we have
$$A =\{m ∈ \mathbb{Z}|m=6r-5,r ∈ \mathbb{Z}\}$$ and
$$B = \{n ∈ \mathbb{Z}| n= 3s+1, s ∈ \mathbb{Z}\}$$
prove $$A ⊆ B$$

I have
Proof: suppose $$A = \{m ∈ \mathbb{Z}|m=6r-5,r ∈ \mathbb{Z}\}$$,
$$B = \{n ∈ \mathbb{Z}| n= 3s+1, s ∈ \mathbb{Z}\}$$
suppose P.B.A.C integers x ∈ m and y ∈ n
by substitution $$x=6r-5$$ and $$y=3s+1$$, where $$r$$ and $$s ∈ \mathbb{Z}$$
and.. I have no idea where to go. should I set these equal to eachother? I have no clue

• Solve for s in the following equation. $6r - 5 = 3s+1$ then notice that $s$ will be an integer Commented Apr 28, 2021 at 0:50
• What on earth is P.B.A.C.? Commented Apr 28, 2021 at 1:49
• Particular but arbitrarily chosen. Commented Apr 28, 2021 at 20:11
• @Slowly_Learning Ah, interesting. I've never seen that abbreviation before, and I wouldn't consider it standard.
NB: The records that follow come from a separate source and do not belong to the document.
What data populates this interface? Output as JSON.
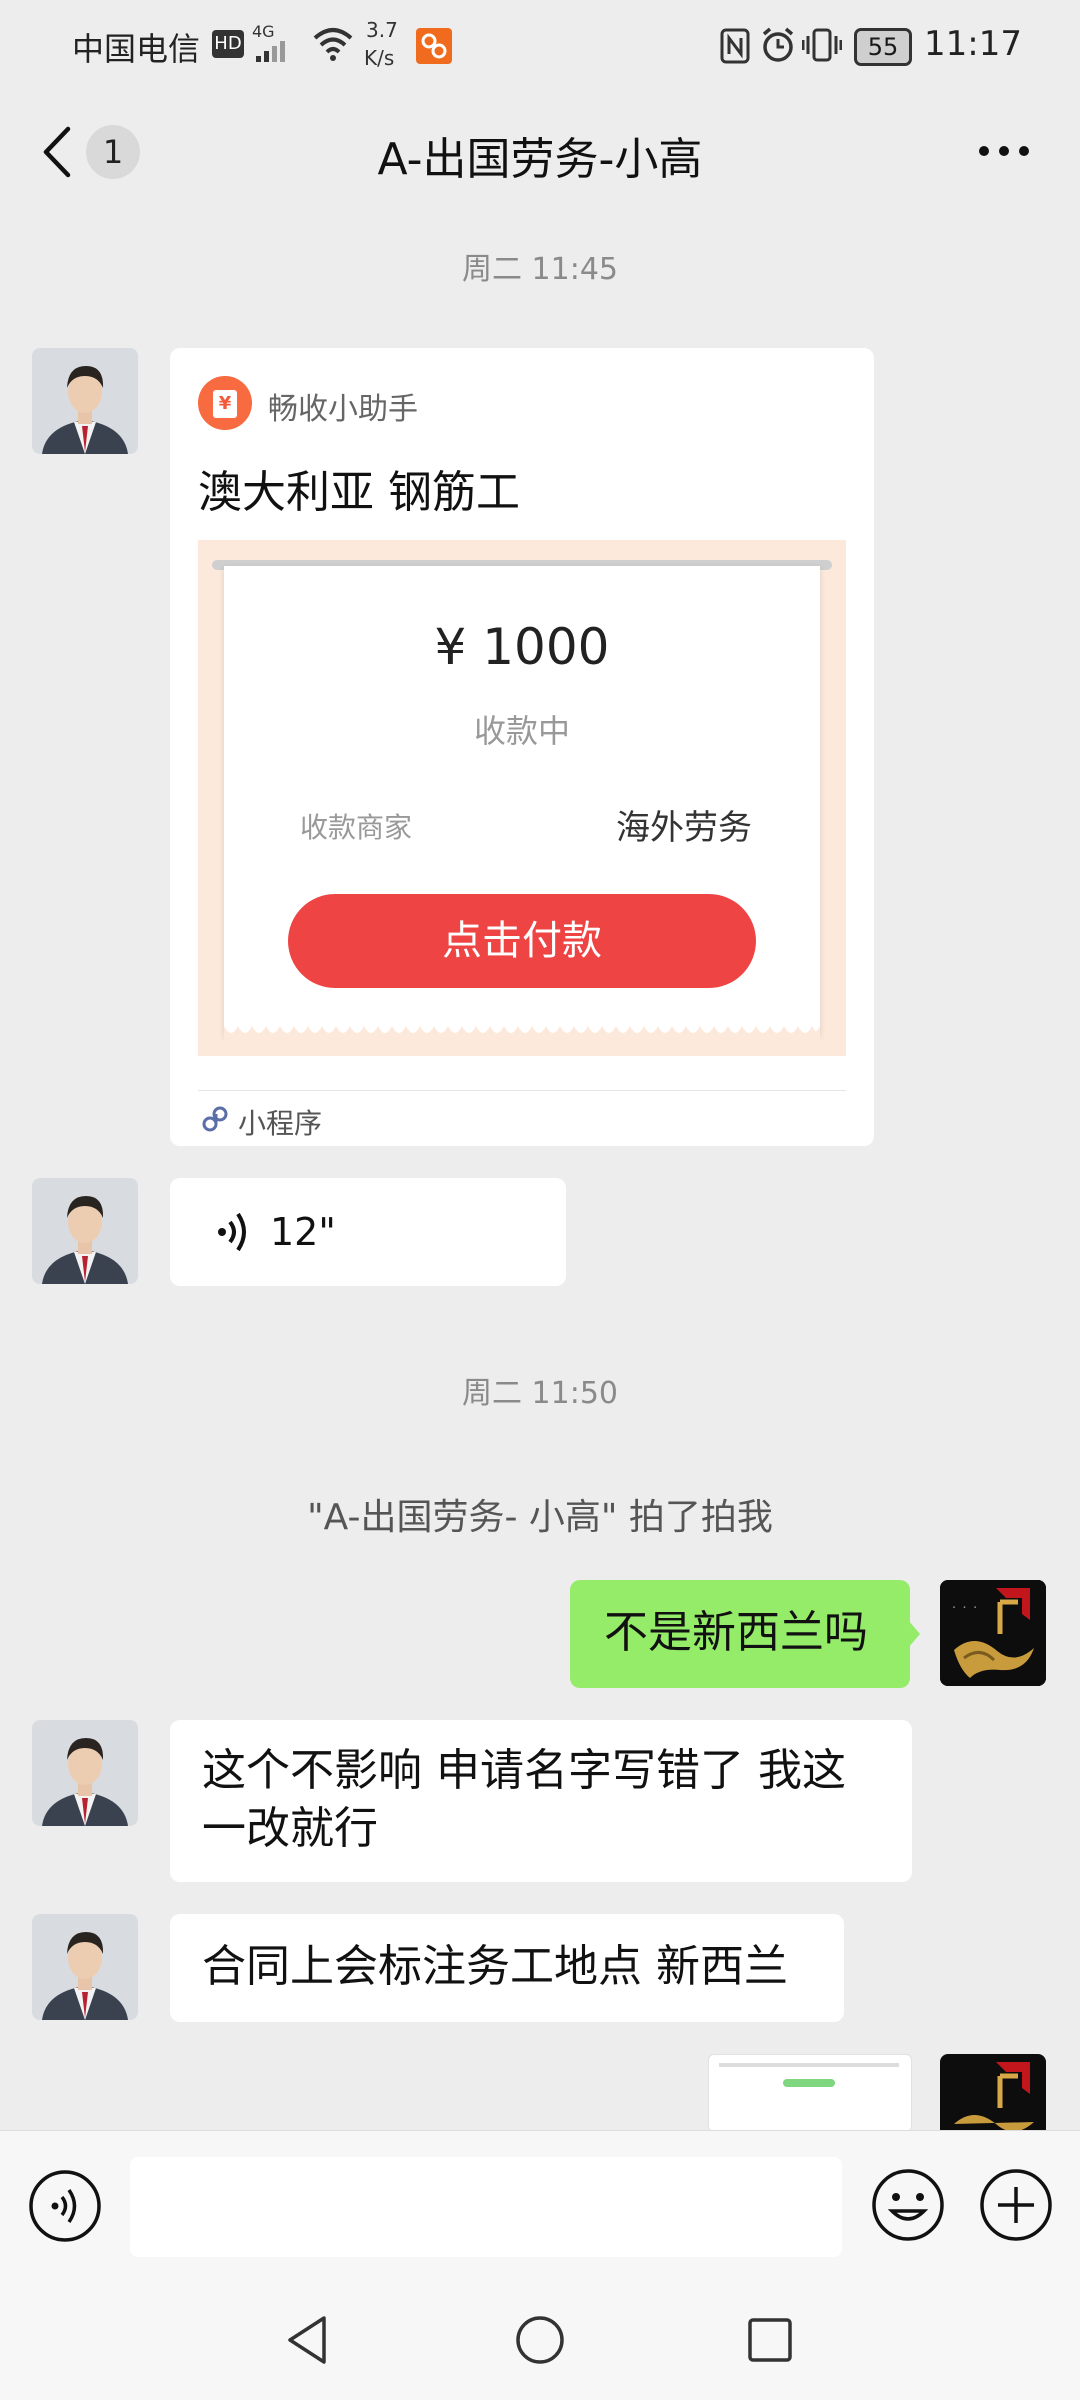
{
  "status_bar": {
    "carrier": "中国电信",
    "hd": "HD",
    "network": "4G",
    "speed_value": "3.7",
    "speed_unit": "K/s",
    "battery": "55",
    "time": "11:17"
  },
  "nav": {
    "unread_count": "1",
    "title": "A-出国劳务-小高"
  },
  "chat": {
    "time1": "周二 11:45",
    "card": {
      "app_name": "畅收小助手",
      "title": "澳大利亚 钢筋工",
      "amount": "¥ 1000",
      "status": "收款中",
      "merchant_label": "收款商家",
      "merchant_value": "海外劳务",
      "pay_button": "点击付款",
      "footer": "小程序"
    },
    "voice_duration": "12\"",
    "time2": "周二 11:50",
    "pat_note": "\"A-出国劳务- 小高\" 拍了拍我",
    "msg_me_1": "不是新西兰吗",
    "msg_them_1_line1": "这个不影响 申请名字写错了 我这",
    "msg_them_1_line2": "一改就行",
    "msg_them_2": "合同上会标注务工地点 新西兰"
  },
  "colors": {
    "background": "#EDEDED",
    "my_bubble": "#95EC69",
    "pay_button": "#EE4444"
  }
}
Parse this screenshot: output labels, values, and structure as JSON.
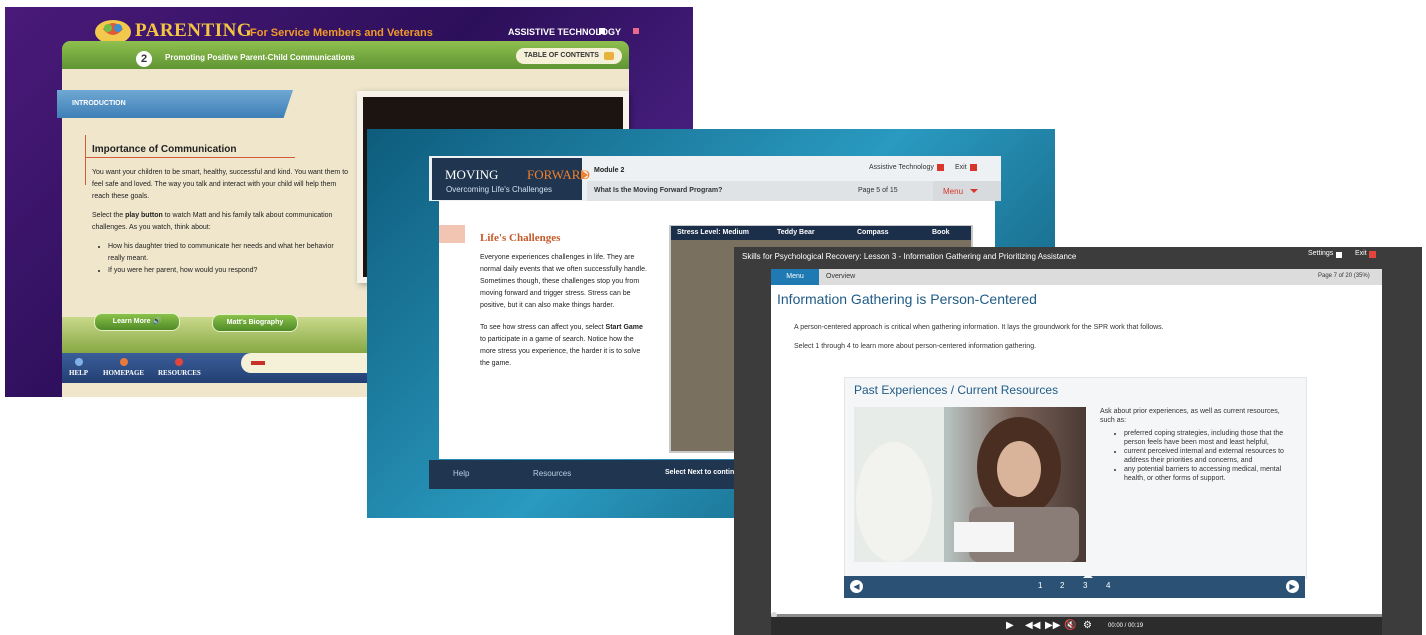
{
  "parenting": {
    "title_main": "PARENTING",
    "title_sub": "For Service Members and Veterans",
    "assistive_label": "ASSISTIVE TECHNOLOGY",
    "lesson_number": "2",
    "lesson_title": "Promoting Positive Parent-Child Communications",
    "toc_label": "TABLE OF CONTENTS",
    "section_label": "INTRODUCTION",
    "heading": "Importance of Communication",
    "para1": "You want your children to be smart, healthy, successful and kind. You want them to feel safe and loved. The way you talk and interact with your child will help them reach these goals.",
    "para2_pre": "Select the ",
    "para2_bold": "play button",
    "para2_post": " to watch Matt and his family talk about communication challenges. As you watch, think about:",
    "bullets": [
      "How his daughter tried to communicate her needs and what her behavior really meant.",
      "If you were her parent, how would you respond?"
    ],
    "learn_more": "Learn More",
    "bio_button": "Matt's Biography",
    "nav": [
      "HELP",
      "HOMEPAGE",
      "RESOURCES"
    ]
  },
  "moving_forward": {
    "brand_a": "MOVING",
    "brand_b": "FORWARD",
    "brand_sub": "Overcoming Life's Challenges",
    "module": "Module 2",
    "assistive_label": "Assistive Technology",
    "exit_label": "Exit",
    "question": "What Is the Moving Forward Program?",
    "page": "Page 5 of 15",
    "menu": "Menu",
    "heading": "Life's Challenges",
    "para1": "Everyone experiences challenges in life. They are normal daily events that we often successfully handle. Sometimes though, these challenges stop you from moving forward and trigger stress. Stress can be positive, but it can also make things harder.",
    "para2_pre": "To see how stress can affect you, select ",
    "para2_bold": "Start Game",
    "para2_post": " to participate in a game of search. Notice how the more stress you experience, the harder it is to solve the game.",
    "stress_level": "Stress Level: Medium",
    "game_items": [
      "Teddy Bear",
      "Compass",
      "Book"
    ],
    "footer_help": "Help",
    "footer_resources": "Resources",
    "footer_next": "Select Next to continue"
  },
  "spr": {
    "window_title": "Skills for Psychological Recovery: Lesson 3 - Information Gathering and Prioritizing Assistance",
    "settings": "Settings",
    "exit": "Exit",
    "menu_tab": "Menu",
    "overview_tab": "Overview",
    "page_info": "Page 7 of 20 (35%)",
    "heading": "Information Gathering is Person-Centered",
    "para1": "A person-centered approach is critical when gathering information. It lays the groundwork for the SPR work that follows.",
    "para2": "Select 1 through 4 to learn more about person-centered information gathering.",
    "card_title": "Past Experiences / Current Resources",
    "card_intro": "Ask about prior experiences, as well as current resources, such as:",
    "card_bullets": [
      "preferred coping strategies, including those that the person feels have been most and least helpful,",
      "current perceived internal and external resources to address their priorities and concerns, and",
      "any potential barriers to accessing medical, mental health, or other forms of support."
    ],
    "pages": [
      "1",
      "2",
      "3",
      "4"
    ],
    "time": "00:00 / 00:19"
  }
}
I would go so far as to say that it's not useful either: why write, for example, "let $n$ be a particular but arbitrarily chosen integer" when one can instead just write "let $n$ be an integer"? Commented Apr 28, 2021 at 22:30
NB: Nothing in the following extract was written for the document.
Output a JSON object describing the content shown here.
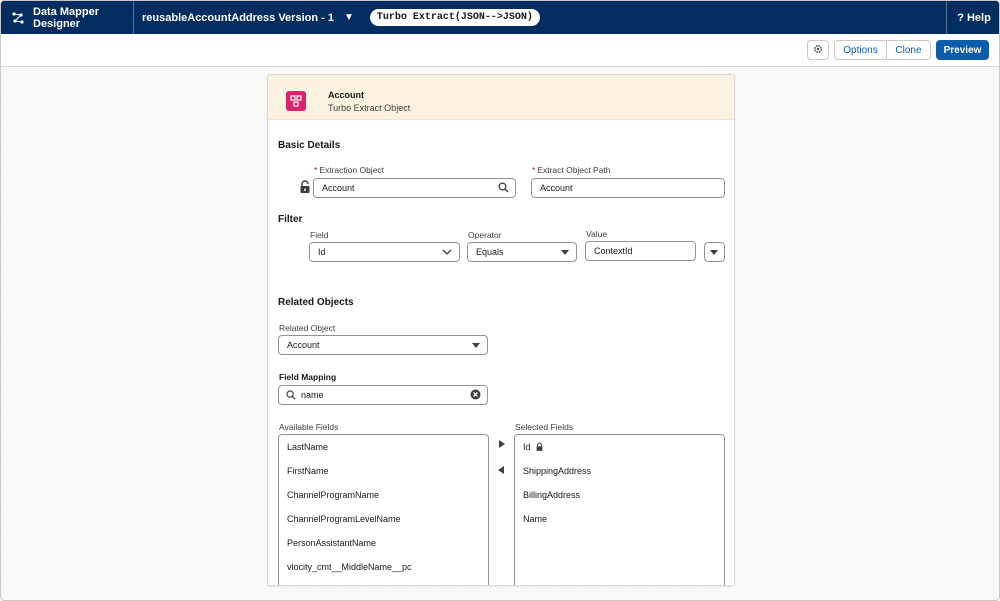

• I asked my teacher the same thing (: Commented Apr 29, 2021 at 0:06

Let $$m \in A$$, $$r \in \mathbb{Z}$$ be such that $$m=6r-5$$. Then $$m=6(r-1)+1=3(2(r-1))+1$$, and so $$m \in B$$.
$$x\in A$$ iff $$(x-1)/6\in \Bbb Z$$.
$$x\in B$$ iff $$(x-1)/3\in \Bbb Z$$.
Therefore $$x\in A\implies (x-1)/6\in \Bbb Z \implies (x-1)/3=2\cdot (x-1)/6\in \Bbb Z \implies x\in B.$$